Taiwan map/CIA
Taiwan map/CIA

After the hospital reported her to the health authority as a suspected Japanese encephalitis case, infection was confirmed in the case on June 10. As of now, the case is still unconscious and hospitalized.

According to the epidemiological investigation, the case had not recently traveled overseas, but there are pig farms, pigeon farms and rice paddy fields within 2 km of the case’s residence. Hence, it is determined that the source of infection is somewhere around the case’s residence. Currently, none of the family members residing in the same household has experienced any symptoms.

According to Taiwan CDC’s surveillance data, transmission of Japanese encephalitis in Taiwan occurs annually between May and October and it usually peaks between June and July. Thus far this year, as of June 10, one Japanese encephalitis case has been confirmed in Taiwan. During 2010 and 2014, the total numbers of confirmed Japanese encephalitis cases respectively are 33, 22, 32, 16 and 18.

Japanese encephalitis (JE) virus is the leading cause of vaccine-preventable encephalitis in Asia and the western Pacific. It is a viral disease transmitted by Culicine mosquitoes.

Most human infections are asymptomatic or result in only mild symptoms. However, a small percentage ofinfected persons develop inflammation of the brain (encephalitis), with symptoms including sudden onset of headache, high fever, disorientation, coma, tremors and convulsions.

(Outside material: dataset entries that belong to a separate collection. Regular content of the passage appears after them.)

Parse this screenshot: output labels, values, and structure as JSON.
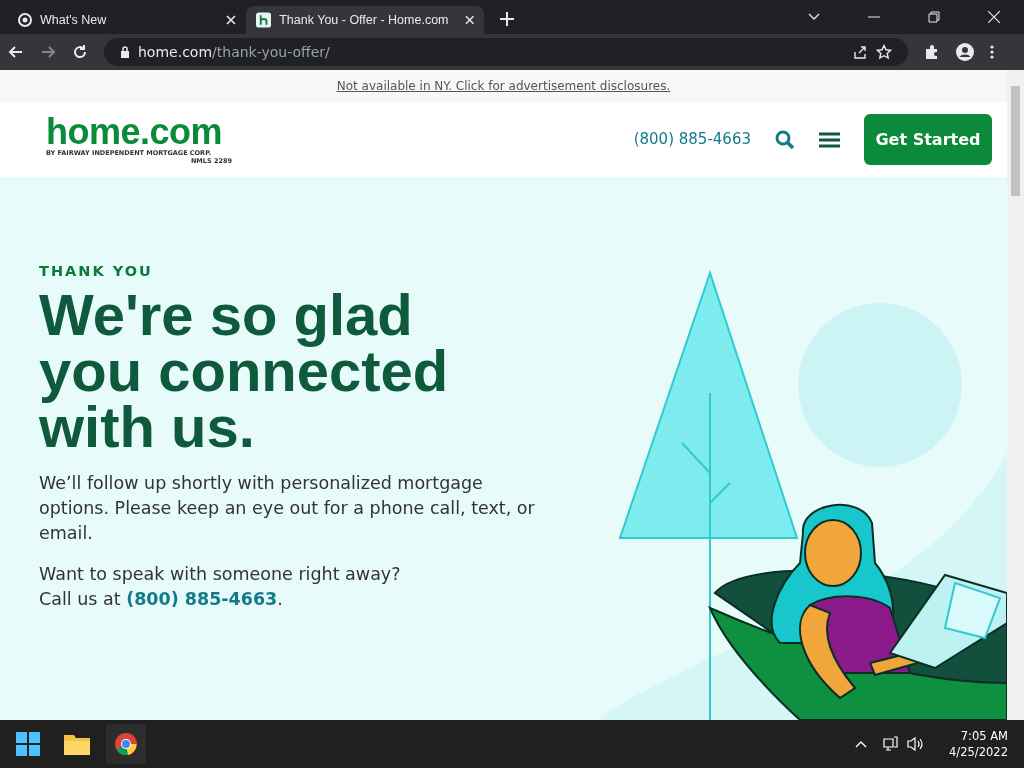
{
  "browser": {
    "tabs": [
      {
        "title": "What's New",
        "selected": false
      },
      {
        "title": "Thank You - Offer - Home.com",
        "selected": true
      }
    ],
    "url": {
      "domain": "home.com",
      "path": "/thank-you-offer/"
    }
  },
  "disclosure": "Not available in NY. Click for advertisement disclosures.",
  "header": {
    "logo": {
      "wordmark": "home.com",
      "tagline": "BY FAIRWAY INDEPENDENT MORTGAGE CORP.",
      "nmls": "NMLS 2289"
    },
    "phone": "(800) 885-4663",
    "button": "Get Started"
  },
  "hero": {
    "eyebrow": "THANK YOU",
    "heading": "We're so glad you connected with us.",
    "body": "We’ll follow up shortly with personalized mortgage options. Please keep an eye out for a phone call, text, or email.",
    "cta_question": "Want to speak with someone right away?",
    "cta_prefix": "Call us at ",
    "cta_phone": "(800) 885-4663",
    "cta_suffix": "."
  },
  "taskbar": {
    "time": "7:05 AM",
    "date": "4/25/2022"
  }
}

About 1 in 4 cases are fatal. There is no specific treatment for JE. Patient management focuses on supportive care and management of complications. Steps to prevent JE include using personal protective measures to prevent mosquito bites and vaccination. For more infectious disease news and information, visit and “like” the Infectious Disease News Facebook page